Yo La Tengo: This Stupid World (2023)

Are we all enjoying the spanking-new Yo La Tengo album (released yesterday)? It seems we are!

This Stupid World feels like the return of an old friend. It's arguably the first classically-structured Yo La Tengo album in 10 years, dating back to 2013's excellent Fade. 2018's deceptively-titled There's A Riot Going On was lovely, and has grown on me over time, but was more focused on quiet atmospherics and gentle balladry than exploring the varied rock-centric sounds of the band's more typical long-players; while 2015's unplugged Stuff Like That There and 2020's Sleepless Night EP were largely covers collections, and 2018's We Have Amnesia Sometimes offered up some instrumental jams.

So it's nice to see Stupid World reviving the eclectic blend of fizzy noise-pop rockers, gorgeous ballads, and droning epic guitar workouts that have characterized most of their records ever since 1992's May I Sing With Me laid down the basic blueprint. It feels at times like the band deliberately revisiting their past, many of the songs recalling familiar riffs or sounds from earlier records; but rather than feeling rehashed, there's a comfortable familiarity to the grooves, a reminder that the band can still be the same Yo La Tengo we've loved for decades while adding enough new twists to keep things fresh.

Opener "Sinatra Drive Breakdown" kicks things off with a jolt of electricity, a boisterous, noisy melange that sounds like they've taken stray licks from past glories--a little "Cherry Chapstick" here, some "I Heard You Looking" there, maybe a healthy dose of "Flying Lesson (Hot Chicken #1)"--and thrown them into the blender, offering us old-timers some spot-the-references fan service while slathering on that comforting Ira Kaplan/Georgia Hubley vocal pairing we love so much.

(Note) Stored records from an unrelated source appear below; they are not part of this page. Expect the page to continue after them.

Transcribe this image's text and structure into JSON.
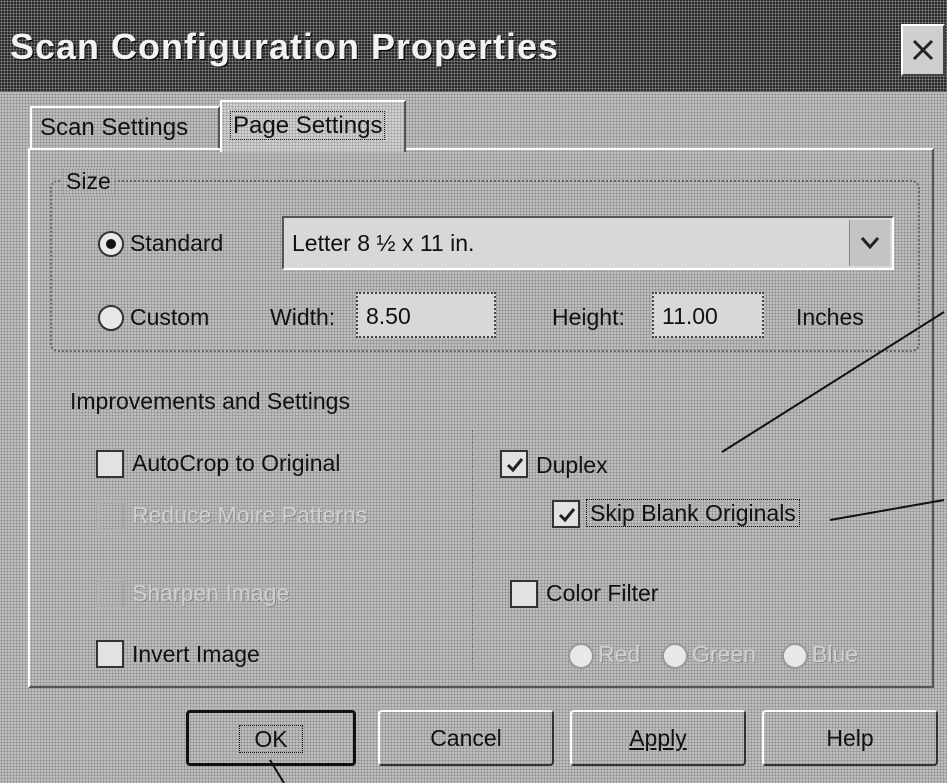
{
  "window": {
    "title": "Scan Configuration Properties"
  },
  "tabs": [
    {
      "label": "Scan Settings",
      "selected": false
    },
    {
      "label": "Page Settings",
      "selected": true
    }
  ],
  "size_group": {
    "label": "Size",
    "standard_label": "Standard",
    "standard_selected": true,
    "standard_value": "Letter 8 ½ x 11 in.",
    "custom_label": "Custom",
    "width_label": "Width:",
    "width_value": "8.50",
    "height_label": "Height:",
    "height_value": "11.00",
    "units_label": "Inches"
  },
  "improvements": {
    "label": "Improvements and Settings",
    "autocrop": {
      "label": "AutoCrop to Original",
      "checked": false,
      "enabled": true
    },
    "reduce_moire": {
      "label": "Reduce Moire Patterns",
      "checked": false,
      "enabled": false
    },
    "sharpen": {
      "label": "Sharpen Image",
      "checked": false,
      "enabled": false
    },
    "invert": {
      "label": "Invert Image",
      "checked": false,
      "enabled": true
    },
    "duplex": {
      "label": "Duplex",
      "checked": true,
      "enabled": true
    },
    "skip_blank": {
      "label": "Skip Blank Originals",
      "checked": true,
      "enabled": true
    },
    "color_filter": {
      "label": "Color Filter",
      "checked": false,
      "enabled": true
    },
    "filter_options": [
      "Red",
      "Green",
      "Blue"
    ]
  },
  "buttons": {
    "ok": "OK",
    "cancel": "Cancel",
    "apply": "Apply",
    "help": "Help"
  },
  "colors": {
    "dialog_bg": "#bdbdbd",
    "titlebar_bg": "#2b2b2b",
    "title_text": "#f2f2f2"
  }
}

It's followed by "Fallout," the sort of instantly winning noise-pop-ditty that Kaplan seems so adept at conjuring, flashbacks to "Sugarcube" and "Tom Courtenay," something that in a sane universe would be racking up the alt.rock radio airplay but instead is destined to be relegated to fans' "you've gotta hear this" mixtapes (or playlists). "Tonight's Episode" completes the noisy opening triad. It's a James McNew tune, but rather than the more melodic sweetness he typically brings, we get a frenetic groove that--yes, more lookbacks--brings to mind "Evanescent Psychic Pez-Drop." 

We then get a much-needed breather with a gorgeous Georgia ballad, "Aselistine." And it's a purty one! Two more relatively laid-back tunes give us another three-song set.

And then they bring symmetry by closing the disc with three outstanding room-shakers. "Brain Capers," after a slow lead-in, opens up into a dense, messy tapestry, loads of overlapping vocals and keyboards and some indescribable guitar that sounds like Ira has spent the Covid years investing in some new effects pedals. It's wicked fun. The lengthy title track is a discordant, throbbing Krautrock drone, the one that sounds primed to close out a show, exiting the stage with the feedback ringing out behind encore pleas; and closer "Miles Away" is an equally-lengthy stunner, a beautiful Georgia vocal (those la-la-las! holy crap!) backed by an electronic beat and some Eno-esque ambience and damn it feels like it goes on forever, in the very best way imaginable.

Buy it on Bandcamp.

"Fallout" lyric video:

"Sinatra Drive Breakdown" video:
"Miles Away" audio: